National Geographic magazine ran the story about the warship Vasa when I was about 6 or 7. This vessel has intrigued me for all these years. With the coming of the Internet an entire new vista was open to me.

The story of the Vasa is unfortunately a short one, she was built , she set sail and on her maiden voyage she capsized due to water coming in the open gunports on the lower deck. Of the approximately 150 souls on board 25-30 were lost.

The reader may find it interesting and perplexing that there were women and children aboard. In those days it was not all that unusual for a large warship to carry the wives (and sometimes not) and children of the crew. Voyages could be up to 3 years in duration and the powers that were deemed it better to have (feed, clothe, and provide berthing) for women and children than to have the crew disappear at the first chance. Ship in the 17th and 18th centuries did not make port calls as they do now. It was also not unknown to have children born aboard ship.

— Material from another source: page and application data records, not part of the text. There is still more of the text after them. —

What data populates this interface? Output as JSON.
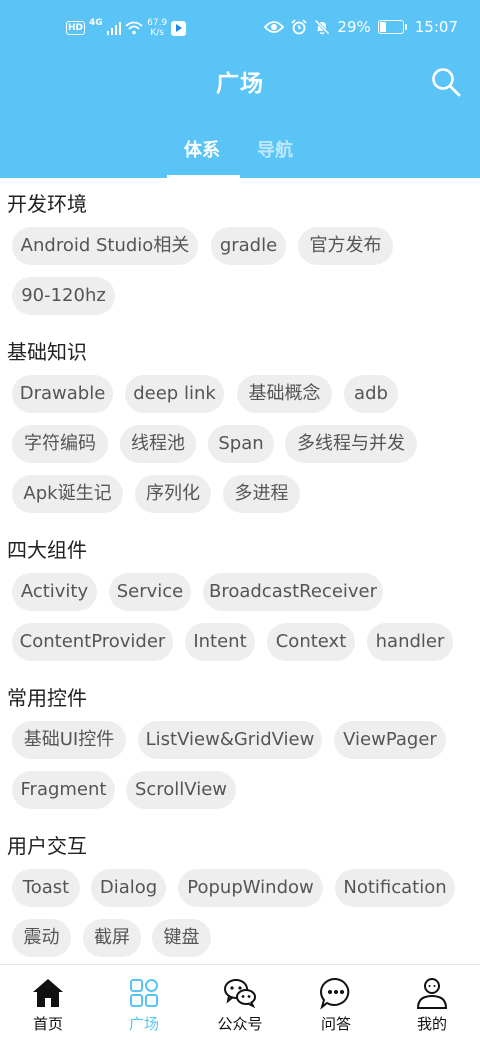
{
  "status_bar": {
    "network_type": "4G",
    "speed_value": "67.9",
    "speed_unit": "K/s",
    "battery": "29%",
    "time": "15:07"
  },
  "header": {
    "title": "广场",
    "tabs": [
      {
        "label": "体系",
        "active": true
      },
      {
        "label": "导航",
        "active": false
      }
    ]
  },
  "sections": [
    {
      "title": "开发环境",
      "chips": [
        "Android Studio相关",
        "gradle",
        "官方发布",
        "90-120hz"
      ]
    },
    {
      "title": "基础知识",
      "chips": [
        "Drawable",
        "deep link",
        "基础概念",
        "adb",
        "字符编码",
        "线程池",
        "Span",
        "多线程与并发",
        "Apk诞生记",
        "序列化",
        "多进程"
      ]
    },
    {
      "title": "四大组件",
      "chips": [
        "Activity",
        "Service",
        "BroadcastReceiver",
        "ContentProvider",
        "Intent",
        "Context",
        "handler"
      ]
    },
    {
      "title": "常用控件",
      "chips": [
        "基础UI控件",
        "ListView&GridView",
        "ViewPager",
        "Fragment",
        "ScrollView"
      ]
    },
    {
      "title": "用户交互",
      "chips": [
        "Toast",
        "Dialog",
        "PopupWindow",
        "Notification",
        "震动",
        "截屏",
        "键盘"
      ]
    }
  ],
  "bottom_nav": [
    {
      "label": "首页",
      "icon": "home-icon",
      "active": false
    },
    {
      "label": "广场",
      "icon": "grid-icon",
      "active": true
    },
    {
      "label": "公众号",
      "icon": "wechat-icon",
      "active": false
    },
    {
      "label": "问答",
      "icon": "chat-bubble-icon",
      "active": false
    },
    {
      "label": "我的",
      "icon": "user-icon",
      "active": false
    }
  ],
  "colors": {
    "accent": "#5bc4f7",
    "chip_bg": "#eeeeee",
    "chip_text": "#555555"
  }
}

Another interesting fact about Vasa is that the coldness of the water preserved the ship on almost pristine shape, is that the preservation team took years to preserve the ship. The timbers and wooden parts were sprayed with water and polyethylene glycol. This process took years, as the polyethylene glycol soaked into the wood and replaced the fibers of the wood lost to the ocean. unlike many ship wreck the Vasa was not attacked by teredo worms the bane to wooden ships before the advent of affixing a copper bottom.

Recently the stern galleries have been restored to the stern of the ship. Ships of this period were ornately adorned and represented not only might but also wealth. Sovereigns would spare little cost in the decoration of these ships. Carved faces, and gold leaf were the norm. Vasa was painted in a combination of the Swedish national colour, blue (a bit darker than cornflower blue and gold). Antiquarians researched and mixed the colours especially to match those used on the ship originally.

The museum has recovered many skeletons, although none is known. Using forensic tecniques they have given us an unusual look at the people who were aboard that fateful day...

The VASAMUSEET (Vasa Museum) in Stokholm has placed this on their website...

In the early 17th century, Sweden was busy building an empire around the Baltic Sea in northern Europe. A strong navy was essential. During the 1620s Sweden was at war with Poland. In 1625 the Swedish king Gustavus Adolphus ordered new warships. Among them the Vasa.

The Vasa was built at the Stockholm shipyard by Henrik Hybertsson - an experienced Dutch shipbuilder. His experience was much needed as the Vasa was to be the mightiest warship in the world, armed with 64 guns on two gundecks.

In 1628 the ship was ready. Sunday August 10 was the day of the Vasa's maiden voyage. The beaches around Stockholm were filled with spectators, among them foreign diplomats. The maiden voyage was to be an act of propaganda for the ambitious Swedish king Gustavus Adolphus.

The Vasa set sail and fired a salute. But only after a few minutes of sailing the ship began to heel over. She righted herself slightly - and heeled over again. Water started to gush in through the open gunports. And, to everyones horror and disbelief, the glorious and mighty warship suddenly sank! Of the 150 people on board, 30-50 died in the disaster. When Vasa had been salvaged in 1961, archaeologists found the remains of 25 skeletons.

After the disaster the captain of the Vasa - Söfring Hansson - was arrested. The Swedish king Gustavus Adolphus was not in Sweden at the time. He was waging war in Poland. It took two weeks for him to learn about what had happened. When he did, he wrote angrily that the disaster had happened because of "imprudence and negligence" and that the guilty parties had to be punished. Söfring Hansson and many others were called to inquiries at the Royal Castle of Stockholm.

At the inquest people were troubled by the fact that the shipbuilder Henrik Hybertsson had died the year before the Vasa was completed. Instead his brother and partner, Arendt de Groot, was held responsible for the completion of the ship. But in the end no one was condemned for causing the disaster. The people in charge of the inquiries concluded that the ship was well built - but badly proportioned.


No comments: